The United States Department of Agriculture's Natural Resources Conservation Service is opening the Conservation Stewardship Program for new enrollments for the new federal fiscal year.
Starting today through Jan. 17, farmers interested in participating in the program can submit applications to NRCS.
"Through the Conservation Stewardship Program, farmers, ranchers and forest landowners are going the extra mile to conserve our nation's resources," NRCS Chief Jason Weller said. "Through their conservation actions, they are ensuring that their operations are more productive and sustainable over the long run."
The CSP is an important Farm Bill conservation program that helps established conservation stewards with taking their level of natural resource management to the next level to improve both their agricultural production and provide valuable conservation benefits such as cleaner and more abundant water, as well as healthier soils and better wildlife habitat.
The program emphasizes conservation performance-producers earn higher payments for performance. In CSP, producers install conservation enhancements to make positive changes in soil quality, soil erosion, water quality, water quantity, air quality, plant resources, animal resources and energy.
Some popular enhancements used by farmers include:
Using new nozzles that reduce the drift of pesticides, lowering input costs and use of pesticides where they are most needed;
Use of cover crop for erosion control;
Modifying water facilities to prevent bats and bird species from being trapped;
Burning patches of land, mimicking prairie fires to enhance wildlife habitat; and
Rotating feeding areas and monitoring key grazing areas to improve grazing management.
Eligible landowners and operators in Ohio and Pennsylvania can enroll in CSP through Jan. 17 to be eligible during the 2014 federal fiscal year by contacting the local NRCS office in Cortland at 330-637-2046 at Ext.109.

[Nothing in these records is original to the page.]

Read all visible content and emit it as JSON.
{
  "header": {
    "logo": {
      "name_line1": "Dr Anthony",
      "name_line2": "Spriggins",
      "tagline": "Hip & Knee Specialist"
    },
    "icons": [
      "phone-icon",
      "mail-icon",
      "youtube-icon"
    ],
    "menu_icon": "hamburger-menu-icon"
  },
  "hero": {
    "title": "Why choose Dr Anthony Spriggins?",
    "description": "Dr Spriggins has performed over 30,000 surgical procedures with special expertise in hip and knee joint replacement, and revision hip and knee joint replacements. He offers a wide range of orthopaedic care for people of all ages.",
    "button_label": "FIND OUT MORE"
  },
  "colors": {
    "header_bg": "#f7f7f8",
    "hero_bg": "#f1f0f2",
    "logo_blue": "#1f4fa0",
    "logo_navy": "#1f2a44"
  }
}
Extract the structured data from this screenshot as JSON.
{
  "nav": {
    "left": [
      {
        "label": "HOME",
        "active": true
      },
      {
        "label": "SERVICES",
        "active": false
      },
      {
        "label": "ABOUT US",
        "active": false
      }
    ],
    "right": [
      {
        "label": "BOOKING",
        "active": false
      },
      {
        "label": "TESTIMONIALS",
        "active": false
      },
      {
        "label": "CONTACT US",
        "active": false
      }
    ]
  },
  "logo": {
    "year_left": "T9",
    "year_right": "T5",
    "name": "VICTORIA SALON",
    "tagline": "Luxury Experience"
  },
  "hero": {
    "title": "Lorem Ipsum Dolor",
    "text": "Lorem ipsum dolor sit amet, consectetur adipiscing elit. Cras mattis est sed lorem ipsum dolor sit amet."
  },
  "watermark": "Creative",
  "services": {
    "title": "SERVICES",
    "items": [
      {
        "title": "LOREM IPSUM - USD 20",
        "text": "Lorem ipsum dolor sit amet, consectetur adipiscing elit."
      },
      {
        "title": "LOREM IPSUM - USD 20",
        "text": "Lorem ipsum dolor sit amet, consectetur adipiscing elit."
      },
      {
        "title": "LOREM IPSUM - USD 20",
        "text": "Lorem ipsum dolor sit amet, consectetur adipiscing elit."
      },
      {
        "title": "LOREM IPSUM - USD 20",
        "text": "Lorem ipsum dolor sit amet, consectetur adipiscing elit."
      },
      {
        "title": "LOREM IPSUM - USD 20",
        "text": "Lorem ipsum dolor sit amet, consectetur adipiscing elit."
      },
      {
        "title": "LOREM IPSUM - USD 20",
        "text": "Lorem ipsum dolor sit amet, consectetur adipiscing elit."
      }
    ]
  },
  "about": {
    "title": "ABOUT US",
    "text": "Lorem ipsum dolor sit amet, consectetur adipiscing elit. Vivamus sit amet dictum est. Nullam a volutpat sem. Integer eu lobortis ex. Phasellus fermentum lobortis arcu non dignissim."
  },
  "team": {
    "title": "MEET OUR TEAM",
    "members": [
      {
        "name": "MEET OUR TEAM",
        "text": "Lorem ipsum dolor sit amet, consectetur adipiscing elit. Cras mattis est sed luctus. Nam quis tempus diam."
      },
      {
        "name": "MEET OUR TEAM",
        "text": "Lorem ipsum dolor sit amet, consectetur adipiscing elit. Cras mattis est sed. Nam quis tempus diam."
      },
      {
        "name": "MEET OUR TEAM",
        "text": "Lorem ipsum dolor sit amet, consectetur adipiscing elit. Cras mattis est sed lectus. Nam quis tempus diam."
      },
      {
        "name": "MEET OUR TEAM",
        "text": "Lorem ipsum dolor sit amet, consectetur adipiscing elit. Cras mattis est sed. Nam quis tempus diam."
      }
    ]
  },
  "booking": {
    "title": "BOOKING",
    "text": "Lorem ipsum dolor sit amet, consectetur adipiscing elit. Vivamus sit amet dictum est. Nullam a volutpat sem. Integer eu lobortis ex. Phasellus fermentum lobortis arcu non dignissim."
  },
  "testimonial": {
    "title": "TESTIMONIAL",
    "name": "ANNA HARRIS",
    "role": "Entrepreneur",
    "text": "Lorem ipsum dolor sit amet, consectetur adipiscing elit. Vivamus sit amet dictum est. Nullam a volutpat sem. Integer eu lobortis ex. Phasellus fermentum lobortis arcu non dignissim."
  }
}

To learn more about CSP, visit the NRCS website at nrcs.usda.gov
The Trumbull SWCD appreciates the dedication to protecting our resources and commends the producers on their efforts in this regard.
Mike Wilson is the executive director of the Trumbull Soil and Water Conservation District and is an associate member of the Trumbull County Farm Bureau.